PROVIDED DATA Start Marker
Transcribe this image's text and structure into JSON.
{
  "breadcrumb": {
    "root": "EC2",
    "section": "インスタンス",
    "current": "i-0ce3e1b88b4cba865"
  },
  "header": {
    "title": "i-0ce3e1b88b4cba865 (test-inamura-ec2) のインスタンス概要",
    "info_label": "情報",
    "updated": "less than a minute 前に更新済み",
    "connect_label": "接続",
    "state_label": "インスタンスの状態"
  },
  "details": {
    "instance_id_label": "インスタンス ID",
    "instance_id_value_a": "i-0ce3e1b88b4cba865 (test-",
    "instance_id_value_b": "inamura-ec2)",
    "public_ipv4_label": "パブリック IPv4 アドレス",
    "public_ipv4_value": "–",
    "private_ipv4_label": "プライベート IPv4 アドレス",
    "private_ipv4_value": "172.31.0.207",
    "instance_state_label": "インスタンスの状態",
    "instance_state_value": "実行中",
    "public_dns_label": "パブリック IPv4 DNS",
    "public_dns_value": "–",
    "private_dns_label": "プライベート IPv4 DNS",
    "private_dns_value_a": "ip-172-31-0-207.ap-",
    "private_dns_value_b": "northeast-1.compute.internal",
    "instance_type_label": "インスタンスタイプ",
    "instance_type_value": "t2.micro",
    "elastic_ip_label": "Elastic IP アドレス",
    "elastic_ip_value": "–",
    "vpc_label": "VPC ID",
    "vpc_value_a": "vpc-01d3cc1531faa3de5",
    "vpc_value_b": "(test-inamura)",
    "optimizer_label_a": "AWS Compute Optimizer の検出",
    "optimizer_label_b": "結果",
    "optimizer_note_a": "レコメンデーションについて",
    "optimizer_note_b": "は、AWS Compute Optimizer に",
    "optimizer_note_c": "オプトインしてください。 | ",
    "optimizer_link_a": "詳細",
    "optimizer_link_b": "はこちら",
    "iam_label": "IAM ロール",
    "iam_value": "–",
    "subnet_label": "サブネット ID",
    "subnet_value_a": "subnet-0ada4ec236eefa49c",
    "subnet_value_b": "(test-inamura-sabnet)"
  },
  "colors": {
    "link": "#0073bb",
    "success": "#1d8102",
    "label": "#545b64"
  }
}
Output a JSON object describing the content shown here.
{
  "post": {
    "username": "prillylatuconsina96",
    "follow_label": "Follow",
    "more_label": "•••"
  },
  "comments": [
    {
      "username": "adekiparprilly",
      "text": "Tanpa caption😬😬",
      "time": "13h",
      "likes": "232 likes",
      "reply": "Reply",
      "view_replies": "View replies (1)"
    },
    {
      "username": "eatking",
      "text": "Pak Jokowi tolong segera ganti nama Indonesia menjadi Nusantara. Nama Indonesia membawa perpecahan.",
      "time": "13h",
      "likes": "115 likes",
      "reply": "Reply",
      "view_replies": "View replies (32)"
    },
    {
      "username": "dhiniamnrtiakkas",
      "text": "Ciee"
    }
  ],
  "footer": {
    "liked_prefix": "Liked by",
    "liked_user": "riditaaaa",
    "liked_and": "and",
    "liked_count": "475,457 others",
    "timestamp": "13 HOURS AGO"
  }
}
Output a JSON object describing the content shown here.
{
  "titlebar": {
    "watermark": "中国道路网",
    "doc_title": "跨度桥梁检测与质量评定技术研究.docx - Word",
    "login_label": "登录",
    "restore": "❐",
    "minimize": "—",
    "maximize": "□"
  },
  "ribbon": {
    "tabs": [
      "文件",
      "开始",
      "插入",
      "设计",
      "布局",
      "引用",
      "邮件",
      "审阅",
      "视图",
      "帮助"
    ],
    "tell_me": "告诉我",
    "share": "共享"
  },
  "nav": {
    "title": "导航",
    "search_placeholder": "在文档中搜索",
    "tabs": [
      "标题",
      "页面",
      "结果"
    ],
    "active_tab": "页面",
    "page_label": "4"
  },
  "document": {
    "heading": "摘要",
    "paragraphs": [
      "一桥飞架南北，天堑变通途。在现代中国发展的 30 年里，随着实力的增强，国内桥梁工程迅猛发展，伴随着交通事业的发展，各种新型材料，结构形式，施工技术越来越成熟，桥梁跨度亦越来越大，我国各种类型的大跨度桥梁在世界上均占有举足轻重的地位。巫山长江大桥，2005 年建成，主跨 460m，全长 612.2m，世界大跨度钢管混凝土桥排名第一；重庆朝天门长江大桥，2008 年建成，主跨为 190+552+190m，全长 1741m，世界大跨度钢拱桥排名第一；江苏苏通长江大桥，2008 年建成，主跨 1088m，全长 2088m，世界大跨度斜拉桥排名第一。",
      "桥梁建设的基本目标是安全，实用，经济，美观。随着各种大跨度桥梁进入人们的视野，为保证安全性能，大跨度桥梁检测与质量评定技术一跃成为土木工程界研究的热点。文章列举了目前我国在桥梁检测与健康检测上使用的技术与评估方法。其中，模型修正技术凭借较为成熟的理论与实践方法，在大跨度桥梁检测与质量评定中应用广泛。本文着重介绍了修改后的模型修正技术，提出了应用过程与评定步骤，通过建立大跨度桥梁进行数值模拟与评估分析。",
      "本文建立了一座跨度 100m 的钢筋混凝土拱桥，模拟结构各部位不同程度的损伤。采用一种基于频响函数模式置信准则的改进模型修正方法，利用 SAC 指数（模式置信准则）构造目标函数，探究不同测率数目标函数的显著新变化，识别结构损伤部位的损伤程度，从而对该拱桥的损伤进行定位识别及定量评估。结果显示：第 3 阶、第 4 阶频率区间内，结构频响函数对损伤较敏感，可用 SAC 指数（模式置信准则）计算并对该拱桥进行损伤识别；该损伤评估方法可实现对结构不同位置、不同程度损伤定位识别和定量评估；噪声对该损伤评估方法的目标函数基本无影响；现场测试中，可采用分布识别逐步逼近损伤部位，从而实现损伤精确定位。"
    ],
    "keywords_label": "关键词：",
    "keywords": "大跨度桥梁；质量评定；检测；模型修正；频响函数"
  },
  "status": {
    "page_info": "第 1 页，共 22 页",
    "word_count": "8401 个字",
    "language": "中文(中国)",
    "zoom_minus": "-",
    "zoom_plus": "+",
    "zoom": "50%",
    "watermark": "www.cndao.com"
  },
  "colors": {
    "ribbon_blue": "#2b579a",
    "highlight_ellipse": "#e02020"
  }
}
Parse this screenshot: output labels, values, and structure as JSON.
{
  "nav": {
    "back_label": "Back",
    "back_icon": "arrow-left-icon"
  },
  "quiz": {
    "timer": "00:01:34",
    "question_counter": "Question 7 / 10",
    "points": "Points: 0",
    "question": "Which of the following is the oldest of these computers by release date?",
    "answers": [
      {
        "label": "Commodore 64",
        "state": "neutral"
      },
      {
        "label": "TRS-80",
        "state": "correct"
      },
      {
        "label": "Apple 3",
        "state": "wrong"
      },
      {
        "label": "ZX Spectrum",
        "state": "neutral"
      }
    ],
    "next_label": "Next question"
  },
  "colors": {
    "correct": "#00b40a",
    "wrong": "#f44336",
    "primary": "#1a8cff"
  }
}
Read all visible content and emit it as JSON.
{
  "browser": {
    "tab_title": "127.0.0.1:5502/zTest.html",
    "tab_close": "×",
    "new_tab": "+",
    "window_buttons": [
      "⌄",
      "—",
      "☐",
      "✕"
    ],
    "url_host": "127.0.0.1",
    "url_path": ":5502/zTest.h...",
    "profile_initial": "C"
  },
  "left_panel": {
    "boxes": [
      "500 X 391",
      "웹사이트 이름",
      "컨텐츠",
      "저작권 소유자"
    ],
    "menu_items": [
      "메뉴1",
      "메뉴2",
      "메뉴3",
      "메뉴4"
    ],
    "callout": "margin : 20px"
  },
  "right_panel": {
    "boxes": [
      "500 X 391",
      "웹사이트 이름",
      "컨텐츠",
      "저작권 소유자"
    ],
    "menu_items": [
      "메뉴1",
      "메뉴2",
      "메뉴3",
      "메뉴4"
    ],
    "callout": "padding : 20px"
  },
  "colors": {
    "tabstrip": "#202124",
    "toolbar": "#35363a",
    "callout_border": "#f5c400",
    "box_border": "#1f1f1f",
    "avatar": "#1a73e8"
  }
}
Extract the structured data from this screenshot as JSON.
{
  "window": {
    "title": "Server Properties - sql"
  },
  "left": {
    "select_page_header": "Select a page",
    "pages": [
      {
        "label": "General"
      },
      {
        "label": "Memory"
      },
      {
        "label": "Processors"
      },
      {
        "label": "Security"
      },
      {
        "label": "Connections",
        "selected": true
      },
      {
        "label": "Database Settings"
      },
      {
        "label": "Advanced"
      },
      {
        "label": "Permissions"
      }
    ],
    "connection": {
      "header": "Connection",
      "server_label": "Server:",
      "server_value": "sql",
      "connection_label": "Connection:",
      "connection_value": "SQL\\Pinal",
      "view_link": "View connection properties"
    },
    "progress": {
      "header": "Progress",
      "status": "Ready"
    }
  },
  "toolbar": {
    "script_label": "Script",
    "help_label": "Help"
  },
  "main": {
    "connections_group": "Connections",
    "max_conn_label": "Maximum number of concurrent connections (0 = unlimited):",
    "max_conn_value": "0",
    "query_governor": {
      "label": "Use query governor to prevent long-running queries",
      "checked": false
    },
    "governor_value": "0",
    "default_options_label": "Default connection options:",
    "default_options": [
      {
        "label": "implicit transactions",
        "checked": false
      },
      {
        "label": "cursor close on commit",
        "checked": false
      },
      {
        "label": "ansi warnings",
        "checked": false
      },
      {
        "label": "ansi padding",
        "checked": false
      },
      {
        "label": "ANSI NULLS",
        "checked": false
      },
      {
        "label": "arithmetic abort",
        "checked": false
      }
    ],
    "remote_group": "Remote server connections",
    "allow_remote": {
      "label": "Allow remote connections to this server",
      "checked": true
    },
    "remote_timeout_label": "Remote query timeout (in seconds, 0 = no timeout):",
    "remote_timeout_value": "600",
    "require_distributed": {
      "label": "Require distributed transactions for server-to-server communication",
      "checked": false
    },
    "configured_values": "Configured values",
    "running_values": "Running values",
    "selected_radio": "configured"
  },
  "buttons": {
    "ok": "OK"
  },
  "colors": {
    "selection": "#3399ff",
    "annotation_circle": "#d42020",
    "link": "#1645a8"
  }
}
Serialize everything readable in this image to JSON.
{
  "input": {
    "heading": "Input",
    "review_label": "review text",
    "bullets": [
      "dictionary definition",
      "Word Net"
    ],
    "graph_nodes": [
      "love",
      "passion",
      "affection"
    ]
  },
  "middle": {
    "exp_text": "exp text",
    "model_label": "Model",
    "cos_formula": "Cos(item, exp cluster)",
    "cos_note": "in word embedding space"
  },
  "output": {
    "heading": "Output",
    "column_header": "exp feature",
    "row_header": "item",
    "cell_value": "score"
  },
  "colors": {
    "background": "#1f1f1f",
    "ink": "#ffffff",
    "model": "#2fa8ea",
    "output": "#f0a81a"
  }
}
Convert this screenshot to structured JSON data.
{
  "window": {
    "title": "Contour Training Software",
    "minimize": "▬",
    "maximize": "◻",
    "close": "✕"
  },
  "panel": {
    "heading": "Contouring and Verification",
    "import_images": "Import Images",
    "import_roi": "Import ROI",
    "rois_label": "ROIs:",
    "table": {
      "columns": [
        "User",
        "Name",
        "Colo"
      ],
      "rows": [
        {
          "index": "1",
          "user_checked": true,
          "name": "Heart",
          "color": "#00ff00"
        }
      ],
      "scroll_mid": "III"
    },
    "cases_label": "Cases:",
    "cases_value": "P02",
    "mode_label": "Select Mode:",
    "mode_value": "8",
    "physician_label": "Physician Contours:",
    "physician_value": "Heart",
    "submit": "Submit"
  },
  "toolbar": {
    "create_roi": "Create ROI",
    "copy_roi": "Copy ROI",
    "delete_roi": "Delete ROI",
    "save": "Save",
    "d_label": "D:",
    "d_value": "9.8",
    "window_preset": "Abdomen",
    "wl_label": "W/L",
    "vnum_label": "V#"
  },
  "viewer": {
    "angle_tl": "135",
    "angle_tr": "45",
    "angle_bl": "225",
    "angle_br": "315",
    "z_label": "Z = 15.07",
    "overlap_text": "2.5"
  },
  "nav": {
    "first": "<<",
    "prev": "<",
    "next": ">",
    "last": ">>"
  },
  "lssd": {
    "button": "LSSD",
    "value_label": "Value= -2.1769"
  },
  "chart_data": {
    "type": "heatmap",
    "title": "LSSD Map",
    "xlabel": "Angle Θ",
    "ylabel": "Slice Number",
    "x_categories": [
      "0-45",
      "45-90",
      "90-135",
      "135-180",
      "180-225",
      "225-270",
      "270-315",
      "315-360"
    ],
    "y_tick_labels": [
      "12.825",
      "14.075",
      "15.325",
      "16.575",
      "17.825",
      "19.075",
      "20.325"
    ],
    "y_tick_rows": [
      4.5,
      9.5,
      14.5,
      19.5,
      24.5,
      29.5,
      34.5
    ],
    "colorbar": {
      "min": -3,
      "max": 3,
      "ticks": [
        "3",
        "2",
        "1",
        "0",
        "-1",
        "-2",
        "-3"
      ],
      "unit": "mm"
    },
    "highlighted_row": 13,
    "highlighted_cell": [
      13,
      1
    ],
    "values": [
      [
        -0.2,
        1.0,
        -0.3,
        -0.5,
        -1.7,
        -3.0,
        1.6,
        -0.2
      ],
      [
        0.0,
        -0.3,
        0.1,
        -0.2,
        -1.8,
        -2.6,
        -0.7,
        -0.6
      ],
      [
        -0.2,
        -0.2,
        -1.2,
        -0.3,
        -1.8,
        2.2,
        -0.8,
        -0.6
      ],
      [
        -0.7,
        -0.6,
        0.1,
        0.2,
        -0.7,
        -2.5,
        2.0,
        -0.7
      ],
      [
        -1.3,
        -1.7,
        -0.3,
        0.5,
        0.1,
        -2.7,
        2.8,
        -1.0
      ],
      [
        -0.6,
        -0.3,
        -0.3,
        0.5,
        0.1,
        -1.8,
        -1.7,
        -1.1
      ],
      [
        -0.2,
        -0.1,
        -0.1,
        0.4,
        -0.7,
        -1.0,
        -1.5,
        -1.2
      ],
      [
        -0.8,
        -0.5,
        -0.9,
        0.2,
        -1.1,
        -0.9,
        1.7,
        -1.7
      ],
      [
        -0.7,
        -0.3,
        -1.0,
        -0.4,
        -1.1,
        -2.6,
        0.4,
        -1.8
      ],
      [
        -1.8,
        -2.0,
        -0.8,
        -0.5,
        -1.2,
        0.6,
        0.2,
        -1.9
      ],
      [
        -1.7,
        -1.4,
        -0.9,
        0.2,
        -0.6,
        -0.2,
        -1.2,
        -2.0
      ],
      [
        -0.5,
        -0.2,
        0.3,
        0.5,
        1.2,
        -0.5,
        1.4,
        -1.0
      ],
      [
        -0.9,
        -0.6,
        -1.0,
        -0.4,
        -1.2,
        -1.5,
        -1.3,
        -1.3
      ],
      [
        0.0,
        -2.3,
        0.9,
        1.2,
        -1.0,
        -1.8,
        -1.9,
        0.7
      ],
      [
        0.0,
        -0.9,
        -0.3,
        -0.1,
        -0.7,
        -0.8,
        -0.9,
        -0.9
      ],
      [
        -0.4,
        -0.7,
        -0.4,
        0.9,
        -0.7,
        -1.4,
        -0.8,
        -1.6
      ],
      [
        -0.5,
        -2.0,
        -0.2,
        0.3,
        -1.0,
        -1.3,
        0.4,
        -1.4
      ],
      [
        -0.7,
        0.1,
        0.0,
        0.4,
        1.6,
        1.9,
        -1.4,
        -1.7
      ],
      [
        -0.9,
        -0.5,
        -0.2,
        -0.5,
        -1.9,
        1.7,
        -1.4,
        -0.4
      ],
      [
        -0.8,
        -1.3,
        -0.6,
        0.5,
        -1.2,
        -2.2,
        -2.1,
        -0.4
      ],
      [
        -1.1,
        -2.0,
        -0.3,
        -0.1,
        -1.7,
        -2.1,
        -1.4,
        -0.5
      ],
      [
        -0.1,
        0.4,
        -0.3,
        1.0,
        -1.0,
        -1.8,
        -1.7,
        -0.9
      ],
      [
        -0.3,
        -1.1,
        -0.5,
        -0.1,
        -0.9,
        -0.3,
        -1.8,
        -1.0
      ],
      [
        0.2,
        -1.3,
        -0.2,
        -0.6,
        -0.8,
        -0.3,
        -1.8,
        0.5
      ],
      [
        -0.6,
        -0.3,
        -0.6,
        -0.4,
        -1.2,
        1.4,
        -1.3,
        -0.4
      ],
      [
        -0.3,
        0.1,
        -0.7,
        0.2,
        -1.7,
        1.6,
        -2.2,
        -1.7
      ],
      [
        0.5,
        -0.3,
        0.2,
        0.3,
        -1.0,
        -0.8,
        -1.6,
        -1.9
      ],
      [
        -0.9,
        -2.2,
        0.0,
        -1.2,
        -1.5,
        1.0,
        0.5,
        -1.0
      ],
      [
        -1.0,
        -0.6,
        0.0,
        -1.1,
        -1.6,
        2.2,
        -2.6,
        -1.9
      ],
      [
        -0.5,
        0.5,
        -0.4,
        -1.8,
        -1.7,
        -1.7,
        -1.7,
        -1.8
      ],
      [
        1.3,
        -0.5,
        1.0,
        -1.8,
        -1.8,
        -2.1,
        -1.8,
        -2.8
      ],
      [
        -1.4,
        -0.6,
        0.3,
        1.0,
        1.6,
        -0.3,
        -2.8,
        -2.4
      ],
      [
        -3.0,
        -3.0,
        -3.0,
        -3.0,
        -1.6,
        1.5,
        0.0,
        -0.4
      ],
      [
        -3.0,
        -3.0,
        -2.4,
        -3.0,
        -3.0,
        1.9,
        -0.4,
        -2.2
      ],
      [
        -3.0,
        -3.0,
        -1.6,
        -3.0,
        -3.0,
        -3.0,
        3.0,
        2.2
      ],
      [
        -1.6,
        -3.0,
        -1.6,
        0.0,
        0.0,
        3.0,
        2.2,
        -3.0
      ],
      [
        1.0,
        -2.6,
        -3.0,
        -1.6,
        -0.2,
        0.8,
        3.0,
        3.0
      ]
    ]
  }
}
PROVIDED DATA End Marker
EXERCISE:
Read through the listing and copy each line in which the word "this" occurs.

FINAL ANSWER:
Transcribe this image's text and structure into JSON.
Parse this screenshot: output labels, values, and structure as JSON.
Extract the structured data from this screenshot as JSON.
      "label": "Allow remote connections to this server",
Serialize everything readable in this image to JSON.
Convert this screenshot to structured JSON data.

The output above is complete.